§ Activity:
Scan the listing below. Return every line containing the string "JSON".

────────────────────────────────────────

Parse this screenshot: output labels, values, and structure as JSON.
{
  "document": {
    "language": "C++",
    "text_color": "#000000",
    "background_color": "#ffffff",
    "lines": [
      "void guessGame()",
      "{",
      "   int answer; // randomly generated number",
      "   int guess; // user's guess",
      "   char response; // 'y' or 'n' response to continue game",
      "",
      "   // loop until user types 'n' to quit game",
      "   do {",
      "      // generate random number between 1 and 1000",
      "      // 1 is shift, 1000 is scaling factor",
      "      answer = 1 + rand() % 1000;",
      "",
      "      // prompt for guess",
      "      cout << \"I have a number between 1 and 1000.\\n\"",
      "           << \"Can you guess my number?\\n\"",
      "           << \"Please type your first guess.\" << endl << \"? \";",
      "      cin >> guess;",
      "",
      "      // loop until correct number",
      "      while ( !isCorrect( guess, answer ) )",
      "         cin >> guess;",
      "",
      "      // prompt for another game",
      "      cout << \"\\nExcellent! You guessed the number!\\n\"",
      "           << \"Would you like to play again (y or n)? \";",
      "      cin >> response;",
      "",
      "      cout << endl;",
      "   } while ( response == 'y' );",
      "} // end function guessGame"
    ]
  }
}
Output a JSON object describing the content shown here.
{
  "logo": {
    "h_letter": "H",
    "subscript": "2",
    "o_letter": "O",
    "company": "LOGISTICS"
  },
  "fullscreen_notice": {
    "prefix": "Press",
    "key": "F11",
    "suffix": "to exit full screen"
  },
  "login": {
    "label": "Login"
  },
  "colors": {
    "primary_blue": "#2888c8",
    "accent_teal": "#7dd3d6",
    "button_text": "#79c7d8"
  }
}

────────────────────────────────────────

§ Reply to the exercise:
Parse this screenshot: output labels, values, and structure as JSON.
Output a JSON object describing the content shown here.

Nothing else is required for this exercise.